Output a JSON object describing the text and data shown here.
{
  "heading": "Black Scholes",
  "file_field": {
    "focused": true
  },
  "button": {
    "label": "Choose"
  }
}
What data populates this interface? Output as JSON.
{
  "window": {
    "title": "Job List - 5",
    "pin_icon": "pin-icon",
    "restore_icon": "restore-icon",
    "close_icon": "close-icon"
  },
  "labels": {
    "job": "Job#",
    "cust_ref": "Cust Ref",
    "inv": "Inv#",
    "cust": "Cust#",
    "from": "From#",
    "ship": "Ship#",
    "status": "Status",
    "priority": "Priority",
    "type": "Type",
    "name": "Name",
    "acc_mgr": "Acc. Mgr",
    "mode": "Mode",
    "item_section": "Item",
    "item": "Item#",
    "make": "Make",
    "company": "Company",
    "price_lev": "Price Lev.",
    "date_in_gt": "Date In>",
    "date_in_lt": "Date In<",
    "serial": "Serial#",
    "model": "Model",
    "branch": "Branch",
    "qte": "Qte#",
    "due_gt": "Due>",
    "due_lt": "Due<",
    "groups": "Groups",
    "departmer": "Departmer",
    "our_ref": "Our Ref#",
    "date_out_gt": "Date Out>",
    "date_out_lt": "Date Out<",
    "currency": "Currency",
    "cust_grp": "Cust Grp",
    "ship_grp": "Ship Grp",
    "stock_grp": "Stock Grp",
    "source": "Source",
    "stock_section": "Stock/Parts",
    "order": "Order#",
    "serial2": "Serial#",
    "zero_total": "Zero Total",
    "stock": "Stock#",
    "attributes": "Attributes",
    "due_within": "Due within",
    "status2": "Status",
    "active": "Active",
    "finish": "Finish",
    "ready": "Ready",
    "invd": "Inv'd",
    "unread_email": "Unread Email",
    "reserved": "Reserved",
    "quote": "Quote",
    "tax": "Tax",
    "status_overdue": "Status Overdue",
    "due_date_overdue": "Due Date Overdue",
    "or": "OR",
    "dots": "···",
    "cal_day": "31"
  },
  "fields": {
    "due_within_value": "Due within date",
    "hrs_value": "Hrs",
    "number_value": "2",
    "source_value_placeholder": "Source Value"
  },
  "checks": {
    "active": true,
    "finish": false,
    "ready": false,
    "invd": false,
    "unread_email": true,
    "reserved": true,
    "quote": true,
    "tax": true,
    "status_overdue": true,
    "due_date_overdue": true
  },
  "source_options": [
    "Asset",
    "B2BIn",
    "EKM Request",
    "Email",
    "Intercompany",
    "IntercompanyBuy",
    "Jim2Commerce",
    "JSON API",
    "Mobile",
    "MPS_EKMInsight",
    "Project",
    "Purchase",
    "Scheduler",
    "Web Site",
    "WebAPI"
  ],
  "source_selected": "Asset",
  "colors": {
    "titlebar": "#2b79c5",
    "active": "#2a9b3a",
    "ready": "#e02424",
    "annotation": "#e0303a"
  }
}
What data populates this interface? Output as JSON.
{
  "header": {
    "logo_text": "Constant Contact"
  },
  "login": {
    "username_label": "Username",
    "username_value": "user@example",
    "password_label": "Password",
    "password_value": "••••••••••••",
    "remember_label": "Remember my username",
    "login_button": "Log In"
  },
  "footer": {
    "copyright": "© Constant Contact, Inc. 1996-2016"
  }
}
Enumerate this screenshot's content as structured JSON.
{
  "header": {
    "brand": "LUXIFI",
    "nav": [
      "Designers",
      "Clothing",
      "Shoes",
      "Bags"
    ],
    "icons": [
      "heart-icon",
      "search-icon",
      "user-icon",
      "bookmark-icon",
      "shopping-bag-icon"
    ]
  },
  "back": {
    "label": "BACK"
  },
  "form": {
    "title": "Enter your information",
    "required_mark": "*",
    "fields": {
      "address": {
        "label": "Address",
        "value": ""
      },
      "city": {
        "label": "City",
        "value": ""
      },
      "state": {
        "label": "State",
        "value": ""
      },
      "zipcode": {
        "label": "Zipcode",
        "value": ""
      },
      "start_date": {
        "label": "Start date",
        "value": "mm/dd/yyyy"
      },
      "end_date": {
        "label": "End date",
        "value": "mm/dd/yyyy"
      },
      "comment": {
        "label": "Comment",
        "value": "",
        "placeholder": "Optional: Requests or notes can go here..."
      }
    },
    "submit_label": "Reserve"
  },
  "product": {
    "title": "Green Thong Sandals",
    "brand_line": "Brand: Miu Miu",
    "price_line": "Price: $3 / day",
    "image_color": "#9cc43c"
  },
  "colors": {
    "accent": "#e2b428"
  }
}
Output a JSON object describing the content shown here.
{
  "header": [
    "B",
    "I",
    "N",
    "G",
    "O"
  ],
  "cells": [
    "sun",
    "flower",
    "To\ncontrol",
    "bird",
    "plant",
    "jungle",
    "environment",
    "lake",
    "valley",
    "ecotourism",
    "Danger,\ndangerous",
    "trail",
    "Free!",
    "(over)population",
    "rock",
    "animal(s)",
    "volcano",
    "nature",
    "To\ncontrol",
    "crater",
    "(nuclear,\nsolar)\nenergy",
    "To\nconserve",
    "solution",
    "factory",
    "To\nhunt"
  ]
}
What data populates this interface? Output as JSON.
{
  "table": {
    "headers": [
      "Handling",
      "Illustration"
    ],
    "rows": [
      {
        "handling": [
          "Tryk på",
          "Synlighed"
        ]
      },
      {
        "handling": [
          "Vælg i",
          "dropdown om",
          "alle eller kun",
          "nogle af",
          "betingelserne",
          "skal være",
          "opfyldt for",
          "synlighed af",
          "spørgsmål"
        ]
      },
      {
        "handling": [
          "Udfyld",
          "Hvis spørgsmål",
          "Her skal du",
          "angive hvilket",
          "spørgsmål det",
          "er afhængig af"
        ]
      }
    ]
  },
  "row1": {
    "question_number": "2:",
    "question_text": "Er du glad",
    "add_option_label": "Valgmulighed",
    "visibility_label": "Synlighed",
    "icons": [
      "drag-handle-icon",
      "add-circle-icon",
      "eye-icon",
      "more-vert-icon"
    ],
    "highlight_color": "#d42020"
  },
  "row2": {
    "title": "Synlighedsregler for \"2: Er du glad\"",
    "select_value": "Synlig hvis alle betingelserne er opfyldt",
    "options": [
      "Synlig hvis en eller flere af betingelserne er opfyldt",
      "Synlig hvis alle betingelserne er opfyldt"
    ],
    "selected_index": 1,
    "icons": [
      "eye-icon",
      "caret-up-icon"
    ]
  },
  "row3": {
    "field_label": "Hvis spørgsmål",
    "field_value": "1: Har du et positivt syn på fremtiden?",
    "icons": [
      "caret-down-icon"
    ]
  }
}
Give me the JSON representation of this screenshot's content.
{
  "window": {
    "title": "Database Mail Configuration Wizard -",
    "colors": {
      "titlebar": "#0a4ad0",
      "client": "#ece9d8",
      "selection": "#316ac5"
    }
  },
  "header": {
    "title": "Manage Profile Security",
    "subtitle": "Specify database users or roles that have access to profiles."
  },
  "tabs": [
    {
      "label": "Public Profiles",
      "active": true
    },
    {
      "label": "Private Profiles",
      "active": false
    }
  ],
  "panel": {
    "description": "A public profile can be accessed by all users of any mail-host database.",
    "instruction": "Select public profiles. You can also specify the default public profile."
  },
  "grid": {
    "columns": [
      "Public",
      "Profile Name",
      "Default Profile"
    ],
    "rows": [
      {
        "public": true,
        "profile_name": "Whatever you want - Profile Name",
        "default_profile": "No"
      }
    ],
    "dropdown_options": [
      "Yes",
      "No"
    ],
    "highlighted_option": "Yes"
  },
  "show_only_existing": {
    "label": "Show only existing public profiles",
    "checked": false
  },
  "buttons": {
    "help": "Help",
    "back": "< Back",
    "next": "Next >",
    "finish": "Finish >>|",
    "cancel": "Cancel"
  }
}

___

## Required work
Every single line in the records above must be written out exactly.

## Task response
Output a JSON object describing the text and data shown here.
{
  "heading": "Black Scholes",
  "file_field": {
    "focused": true
  },
  "button": {
    "label": "Choose"
  }
}
What data populates this interface? Output as JSON.
{
  "window": {
    "title": "Job List - 5",
    "pin_icon": "pin-icon",
    "restore_icon": "restore-icon",
    "close_icon": "close-icon"
  },
  "labels": {
    "job": "Job#",
    "cust_ref": "Cust Ref",
    "inv": "Inv#",
    "cust": "Cust#",
    "from": "From#",
    "ship": "Ship#",
    "status": "Status",
    "priority": "Priority",
    "type": "Type",
    "name": "Name",
    "acc_mgr": "Acc. Mgr",
    "mode": "Mode",
    "item_section": "Item",
    "item": "Item#",
    "make": "Make",
    "company": "Company",
    "price_lev": "Price Lev.",
    "date_in_gt": "Date In>",
    "date_in_lt": "Date In<",
    "serial": "Serial#",
    "model": "Model",
    "branch": "Branch",
    "qte": "Qte#",
    "due_gt": "Due>",
    "due_lt": "Due<",
    "groups": "Groups",
    "departmer": "Departmer",
    "our_ref": "Our Ref#",
    "date_out_gt": "Date Out>",
    "date_out_lt": "Date Out<",
    "currency": "Currency",
    "cust_grp": "Cust Grp",
    "ship_grp": "Ship Grp",
    "stock_grp": "Stock Grp",
    "source": "Source",
    "stock_section": "Stock/Parts",
    "order": "Order#",
    "serial2": "Serial#",
    "zero_total": "Zero Total",
    "stock": "Stock#",
    "attributes": "Attributes",
    "due_within": "Due within",
    "status2": "Status",
    "active": "Active",
    "finish": "Finish",
    "ready": "Ready",
    "invd": "Inv'd",
    "unread_email": "Unread Email",
    "reserved": "Reserved",
    "quote": "Quote",
    "tax": "Tax",
    "status_overdue": "Status Overdue",
    "due_date_overdue": "Due Date Overdue",
    "or": "OR",
    "dots": "···",
    "cal_day": "31"
  },
  "fields": {
    "due_within_value": "Due within date",
    "hrs_value": "Hrs",
    "number_value": "2",
    "source_value_placeholder": "Source Value"
  },
  "checks": {
    "active": true,
    "finish": false,
    "ready": false,
    "invd": false,
    "unread_email": true,
    "reserved": true,
    "quote": true,
    "tax": true,
    "status_overdue": true,
    "due_date_overdue": true
  },
  "source_options": [
    "Asset",
    "B2BIn",
    "EKM Request",
    "Email",
    "Intercompany",
    "IntercompanyBuy",
    "Jim2Commerce",
    "JSON API",
    "Mobile",
    "MPS_EKMInsight",
    "Project",
    "Purchase",
    "Scheduler",
    "Web Site",
    "WebAPI"
  ],
  "source_selected": "Asset",
  "colors": {
    "titlebar": "#2b79c5",
    "active": "#2a9b3a",
    "ready": "#e02424",
    "annotation": "#e0303a"
  }
}
What data populates this interface? Output as JSON.
{
  "header": {
    "logo_text": "Constant Contact"
  },
  "login": {
    "username_label": "Username",
    "username_value": "user@example",
    "password_label": "Password",
    "password_value": "••••••••••••",
    "remember_label": "Remember my username",
    "login_button": "Log In"
  },
  "footer": {
    "copyright": "© Constant Contact, Inc. 1996-2016"
  }
}
Enumerate this screenshot's content as structured JSON.
{
  "header": {
    "brand": "LUXIFI",
    "nav": [
      "Designers",
      "Clothing",
      "Shoes",
      "Bags"
    ],
    "icons": [
      "heart-icon",
      "search-icon",
      "user-icon",
      "bookmark-icon",
      "shopping-bag-icon"
    ]
  },
  "back": {
    "label": "BACK"
  },
  "form": {
    "title": "Enter your information",
    "required_mark": "*",
    "fields": {
      "address": {
        "label": "Address",
        "value": ""
      },
      "city": {
        "label": "City",
        "value": ""
      },
      "state": {
        "label": "State",
        "value": ""
      },
      "zipcode": {
        "label": "Zipcode",
        "value": ""
      },
      "start_date": {
        "label": "Start date",
        "value": "mm/dd/yyyy"
      },
      "end_date": {
        "label": "End date",
        "value": "mm/dd/yyyy"
      },
      "comment": {
        "label": "Comment",
        "value": "",
        "placeholder": "Optional: Requests or notes can go here..."
      }
    },
    "submit_label": "Reserve"
  },
  "product": {
    "title": "Green Thong Sandals",
    "brand_line": "Brand: Miu Miu",
    "price_line": "Price: $3 / day",
    "image_color": "#9cc43c"
  },
  "colors": {
    "accent": "#e2b428"
  }
}
Output a JSON object describing the content shown here.
{
  "header": [
    "B",
    "I",
    "N",
    "G",
    "O"
  ],
  "cells": [
    "sun",
    "flower",
    "To\ncontrol",
    "bird",
    "plant",
    "jungle",
    "environment",
    "lake",
    "valley",
    "ecotourism",
    "Danger,\ndangerous",
    "trail",
    "Free!",
    "(over)population",
    "rock",
    "animal(s)",
    "volcano",
    "nature",
    "To\ncontrol",
    "crater",
    "(nuclear,\nsolar)\nenergy",
    "To\nconserve",
    "solution",
    "factory",
    "To\nhunt"
  ]
}
What data populates this interface? Output as JSON.
{
  "table": {
    "headers": [
      "Handling",
      "Illustration"
    ],
    "rows": [
      {
        "handling": [
          "Tryk på",
          "Synlighed"
        ]
      },
      {
        "handling": [
          "Vælg i",
          "dropdown om",
          "alle eller kun",
          "nogle af",
          "betingelserne",
          "skal være",
          "opfyldt for",
          "synlighed af",
          "spørgsmål"
        ]
      },
      {
        "handling": [
          "Udfyld",
          "Hvis spørgsmål",
          "Her skal du",
          "angive hvilket",
          "spørgsmål det",
          "er afhængig af"
        ]
      }
    ]
  },
  "row1": {
    "question_number": "2:",
    "question_text": "Er du glad",
    "add_option_label": "Valgmulighed",
    "visibility_label": "Synlighed",
    "icons": [
      "drag-handle-icon",
      "add-circle-icon",
      "eye-icon",
      "more-vert-icon"
    ],
    "highlight_color": "#d42020"
  },
  "row2": {
    "title": "Synlighedsregler for \"2: Er du glad\"",
    "select_value": "Synlig hvis alle betingelserne er opfyldt",
    "options": [
      "Synlig hvis en eller flere af betingelserne er opfyldt",
      "Synlig hvis alle betingelserne er opfyldt"
    ],
    "selected_index": 1,
    "icons": [
      "eye-icon",
      "caret-up-icon"
    ]
  },
  "row3": {
    "field_label": "Hvis spørgsmål",
    "field_value": "1: Har du et positivt syn på fremtiden?",
    "icons": [
      "caret-down-icon"
    ]
  }
}
Give me the JSON representation of this screenshot's content.
{
  "window": {
    "title": "Database Mail Configuration Wizard -",
    "colors": {
      "titlebar": "#0a4ad0",
      "client": "#ece9d8",
      "selection": "#316ac5"
    }
  },
  "header": {
    "title": "Manage Profile Security",
    "subtitle": "Specify database users or roles that have access to profiles."
  },
  "tabs": [
    {
      "label": "Public Profiles",
      "active": true
    },
    {
      "label": "Private Profiles",
      "active": false
    }
  ],
  "panel": {
    "description": "A public profile can be accessed by all users of any mail-host database.",
    "instruction": "Select public profiles. You can also specify the default public profile."
  },
  "grid": {
    "columns": [
      "Public",
      "Profile Name",
      "Default Profile"
    ],
    "rows": [
      {
        "public": true,
        "profile_name": "Whatever you want - Profile Name",
        "default_profile": "No"
      }
    ],
    "dropdown_options": [
      "Yes",
      "No"
    ],
    "highlighted_option": "Yes"
  },
  "show_only_existing": {
    "label": "Show only existing public profiles",
    "checked": false
  },
  "buttons": {
    "help": "Help",
    "back": "< Back",
    "next": "Next >",
    "finish": "Finish >>|",
    "cancel": "Cancel"
  }
}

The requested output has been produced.